Perhaps the biggest obstacle to enforcing the rules was the students’ code of silence, an integral part of their particular definition of “honor.” They could “shoot dogs, beat slaves, whip professors, hole up with prostitutes, vandalize and scandalize the university, and settle arguments at the point of a knife and expect nothing but support and understanding from their fellow scholars.” But when in 1840 an unknown student shot and killed Prof. John Anthony Gardner Davis, a line was apparently crossed and a corner began to be turned. Students helped to identify the murderer, and the Board and faculty leaders such as Henry St. George Tucker began to see ways to employ “honor” as way of keeping the peace.
Not that all was calm and bright right away. In 1844 the state legislature, thoroughly fed up with reports of dissoluteness and mayhem, and influenced by advocates for other state schools such as Virginia Military Institute and the proposed University of Richmond, again seriously considered eliminating UVA’s annual $15,000 subsidy. The school defended itself vigorously, pointing to the respect its curricular reforms supposedly received, even from Harvard. “As if on cue, students again rioted.” The self-named “Calathumpians,” dedicated, they proclaimed, to “fun—and frolic and childish folly” (and apparently hoping to end the school year early) marched up and down the campus night after night, “tooting horns, beating drums, and torturing other instruments.” When several of their number were suspended, “they donned masks and attacked” a hotel and the home of the faculty chairman “with sticks and stones, breaking down a door and smashing windows.” The uprising was eventually quelled by civil authorities.
Amazingly, the Board and faculty managed to make just enough changes to persuade the legislature not to pull the trigger. They proposed giving a full scholarship to a student from each senatorial district (making the institution seem less elitist), setting up a new History and English Department, and hiring two faculty (John B. Minor and William Holmes McGuffey, of “McGuffey’s Readers” fame) whose “religion and reputations were widely esteemed.” By the narrowest of margins, “the university had survived several riots, years of student stupidity and violence, the enmity of the religious establishment, the animosity of Jefferson’s political opponents, disease, bad publicity, and the vacillating governance of its own Board of Visitors.”
Unfortunately, Bowman and Santos don’t stay with the story long enough to show just how the new Honor Code, aided by, among other things, the national temperance movement, made campus life more civilized.

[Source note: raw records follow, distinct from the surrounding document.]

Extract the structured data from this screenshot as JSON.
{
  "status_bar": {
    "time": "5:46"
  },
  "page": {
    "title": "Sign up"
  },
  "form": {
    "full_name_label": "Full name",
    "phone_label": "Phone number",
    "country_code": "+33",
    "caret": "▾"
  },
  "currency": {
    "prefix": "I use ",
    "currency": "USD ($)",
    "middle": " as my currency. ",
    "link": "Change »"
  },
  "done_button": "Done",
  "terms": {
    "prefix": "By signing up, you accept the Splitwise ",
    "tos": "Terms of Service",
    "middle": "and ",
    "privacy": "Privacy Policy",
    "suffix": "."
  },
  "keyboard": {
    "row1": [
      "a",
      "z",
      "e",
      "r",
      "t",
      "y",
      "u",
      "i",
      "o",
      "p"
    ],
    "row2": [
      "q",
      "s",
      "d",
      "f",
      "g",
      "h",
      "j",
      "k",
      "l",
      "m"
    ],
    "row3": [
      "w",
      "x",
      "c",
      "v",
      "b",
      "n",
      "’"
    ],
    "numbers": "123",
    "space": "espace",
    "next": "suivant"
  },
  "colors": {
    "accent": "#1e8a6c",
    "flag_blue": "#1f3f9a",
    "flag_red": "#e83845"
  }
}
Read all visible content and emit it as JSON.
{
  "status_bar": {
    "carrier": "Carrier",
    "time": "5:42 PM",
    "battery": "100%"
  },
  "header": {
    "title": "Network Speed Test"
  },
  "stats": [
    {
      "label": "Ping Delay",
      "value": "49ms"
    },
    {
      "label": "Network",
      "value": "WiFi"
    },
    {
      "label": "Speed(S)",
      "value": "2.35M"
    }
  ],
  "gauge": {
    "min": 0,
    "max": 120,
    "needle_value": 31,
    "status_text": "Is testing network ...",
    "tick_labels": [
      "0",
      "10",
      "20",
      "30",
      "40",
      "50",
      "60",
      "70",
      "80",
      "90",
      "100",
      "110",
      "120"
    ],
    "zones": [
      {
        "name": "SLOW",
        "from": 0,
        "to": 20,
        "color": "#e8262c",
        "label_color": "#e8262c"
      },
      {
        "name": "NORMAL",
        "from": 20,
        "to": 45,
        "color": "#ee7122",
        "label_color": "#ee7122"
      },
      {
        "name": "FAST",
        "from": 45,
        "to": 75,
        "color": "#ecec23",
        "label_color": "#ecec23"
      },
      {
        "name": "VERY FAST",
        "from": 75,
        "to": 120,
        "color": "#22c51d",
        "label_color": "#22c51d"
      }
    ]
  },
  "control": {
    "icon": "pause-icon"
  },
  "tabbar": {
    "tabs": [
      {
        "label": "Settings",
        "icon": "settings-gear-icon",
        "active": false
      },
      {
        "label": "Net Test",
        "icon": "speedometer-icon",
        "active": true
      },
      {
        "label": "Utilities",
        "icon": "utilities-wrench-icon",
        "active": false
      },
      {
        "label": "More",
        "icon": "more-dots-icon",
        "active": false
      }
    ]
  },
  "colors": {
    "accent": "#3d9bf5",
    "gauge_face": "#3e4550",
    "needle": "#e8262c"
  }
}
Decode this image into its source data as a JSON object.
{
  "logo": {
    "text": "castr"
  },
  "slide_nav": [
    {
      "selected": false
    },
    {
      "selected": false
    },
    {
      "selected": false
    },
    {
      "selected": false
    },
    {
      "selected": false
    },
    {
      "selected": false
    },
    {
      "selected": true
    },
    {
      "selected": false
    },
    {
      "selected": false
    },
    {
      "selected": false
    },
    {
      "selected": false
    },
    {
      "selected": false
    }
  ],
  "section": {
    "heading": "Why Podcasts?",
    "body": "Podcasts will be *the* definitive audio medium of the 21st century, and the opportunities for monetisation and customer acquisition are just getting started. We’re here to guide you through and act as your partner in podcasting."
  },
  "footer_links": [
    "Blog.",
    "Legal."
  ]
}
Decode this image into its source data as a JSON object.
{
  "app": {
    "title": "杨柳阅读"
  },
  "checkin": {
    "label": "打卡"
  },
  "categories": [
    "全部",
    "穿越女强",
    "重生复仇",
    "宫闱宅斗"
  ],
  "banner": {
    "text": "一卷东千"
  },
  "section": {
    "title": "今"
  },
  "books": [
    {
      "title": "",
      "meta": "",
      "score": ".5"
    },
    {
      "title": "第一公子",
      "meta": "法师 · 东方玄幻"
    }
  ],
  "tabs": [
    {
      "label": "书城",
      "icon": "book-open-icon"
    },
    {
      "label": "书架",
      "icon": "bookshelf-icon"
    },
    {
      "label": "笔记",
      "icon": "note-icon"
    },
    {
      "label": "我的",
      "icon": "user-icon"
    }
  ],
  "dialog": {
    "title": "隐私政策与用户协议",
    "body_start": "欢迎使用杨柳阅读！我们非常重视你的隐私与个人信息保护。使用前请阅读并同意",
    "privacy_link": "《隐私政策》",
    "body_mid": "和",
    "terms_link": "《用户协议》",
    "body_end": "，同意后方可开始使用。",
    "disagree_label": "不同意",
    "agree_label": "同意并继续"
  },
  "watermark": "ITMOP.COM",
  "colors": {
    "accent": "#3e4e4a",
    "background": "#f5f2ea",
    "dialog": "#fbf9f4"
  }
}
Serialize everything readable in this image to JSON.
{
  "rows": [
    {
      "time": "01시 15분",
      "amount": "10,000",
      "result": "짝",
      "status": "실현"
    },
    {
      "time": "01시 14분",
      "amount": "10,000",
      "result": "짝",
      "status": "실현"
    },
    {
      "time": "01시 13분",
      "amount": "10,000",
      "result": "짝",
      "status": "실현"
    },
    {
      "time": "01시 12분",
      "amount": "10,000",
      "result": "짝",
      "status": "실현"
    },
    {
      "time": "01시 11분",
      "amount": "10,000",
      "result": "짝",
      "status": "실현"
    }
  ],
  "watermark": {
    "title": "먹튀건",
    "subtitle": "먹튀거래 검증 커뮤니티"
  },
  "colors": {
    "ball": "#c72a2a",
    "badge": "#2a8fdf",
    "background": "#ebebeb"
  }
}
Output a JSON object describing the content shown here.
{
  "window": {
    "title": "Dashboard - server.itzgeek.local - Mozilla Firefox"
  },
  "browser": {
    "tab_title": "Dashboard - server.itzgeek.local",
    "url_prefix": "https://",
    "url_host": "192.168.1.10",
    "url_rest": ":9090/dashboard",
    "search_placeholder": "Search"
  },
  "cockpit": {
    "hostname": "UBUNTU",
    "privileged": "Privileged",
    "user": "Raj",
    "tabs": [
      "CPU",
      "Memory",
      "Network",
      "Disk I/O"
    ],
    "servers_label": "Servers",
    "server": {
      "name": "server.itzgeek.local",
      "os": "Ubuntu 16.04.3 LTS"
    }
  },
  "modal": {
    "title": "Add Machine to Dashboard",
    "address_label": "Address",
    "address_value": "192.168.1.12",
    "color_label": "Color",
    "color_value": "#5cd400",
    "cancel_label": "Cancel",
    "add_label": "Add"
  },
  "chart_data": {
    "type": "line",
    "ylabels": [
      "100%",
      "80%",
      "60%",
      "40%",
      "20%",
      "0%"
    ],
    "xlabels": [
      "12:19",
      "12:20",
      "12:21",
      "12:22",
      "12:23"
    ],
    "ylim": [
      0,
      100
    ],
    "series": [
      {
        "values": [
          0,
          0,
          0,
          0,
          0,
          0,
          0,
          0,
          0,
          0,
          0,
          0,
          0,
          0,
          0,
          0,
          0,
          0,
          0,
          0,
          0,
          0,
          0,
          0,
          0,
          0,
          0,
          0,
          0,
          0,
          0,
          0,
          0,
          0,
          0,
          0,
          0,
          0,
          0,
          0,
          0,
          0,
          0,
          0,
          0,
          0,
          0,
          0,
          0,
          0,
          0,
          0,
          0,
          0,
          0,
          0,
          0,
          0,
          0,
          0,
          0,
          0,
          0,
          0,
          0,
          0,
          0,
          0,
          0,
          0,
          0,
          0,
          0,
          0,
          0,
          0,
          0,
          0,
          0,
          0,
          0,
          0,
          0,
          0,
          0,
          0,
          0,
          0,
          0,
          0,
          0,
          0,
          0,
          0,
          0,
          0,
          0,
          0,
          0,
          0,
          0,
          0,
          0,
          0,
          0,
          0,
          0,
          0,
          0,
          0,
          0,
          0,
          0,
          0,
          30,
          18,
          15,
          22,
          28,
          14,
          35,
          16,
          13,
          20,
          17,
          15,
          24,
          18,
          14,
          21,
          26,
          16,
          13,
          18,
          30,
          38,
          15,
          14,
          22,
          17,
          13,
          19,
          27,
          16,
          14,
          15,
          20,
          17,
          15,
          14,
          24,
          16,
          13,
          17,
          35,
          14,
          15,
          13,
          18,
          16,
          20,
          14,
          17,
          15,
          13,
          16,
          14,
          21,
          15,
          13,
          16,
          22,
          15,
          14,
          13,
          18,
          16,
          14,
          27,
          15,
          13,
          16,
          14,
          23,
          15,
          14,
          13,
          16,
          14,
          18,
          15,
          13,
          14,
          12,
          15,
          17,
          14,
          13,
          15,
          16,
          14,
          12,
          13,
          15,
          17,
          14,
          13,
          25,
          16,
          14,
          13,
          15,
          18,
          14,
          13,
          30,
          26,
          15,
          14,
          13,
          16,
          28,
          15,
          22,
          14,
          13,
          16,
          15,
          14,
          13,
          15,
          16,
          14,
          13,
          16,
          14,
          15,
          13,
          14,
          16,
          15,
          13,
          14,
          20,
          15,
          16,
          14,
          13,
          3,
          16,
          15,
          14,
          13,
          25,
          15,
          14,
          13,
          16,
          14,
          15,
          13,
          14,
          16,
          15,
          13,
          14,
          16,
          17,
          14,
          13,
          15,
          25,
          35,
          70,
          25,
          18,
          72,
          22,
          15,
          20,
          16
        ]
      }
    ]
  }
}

They do even less to show how the University of Virginia “changed America.” (I’ll forego the rant about such grandiose subtitles that I put in my previous review, but…here we go again.) But they do tell a good story, as far as it goes, one that should dispel any lingering, romantic illusions about the gentility of the Old South and about how readily Mr. Jefferson’s Enlightenment ideals penetrated thick aristocratic skulls.
Luther Spoehr, an HNN book reviewer and senior lecturer at Brown University, teaches courses on the history of American higher education.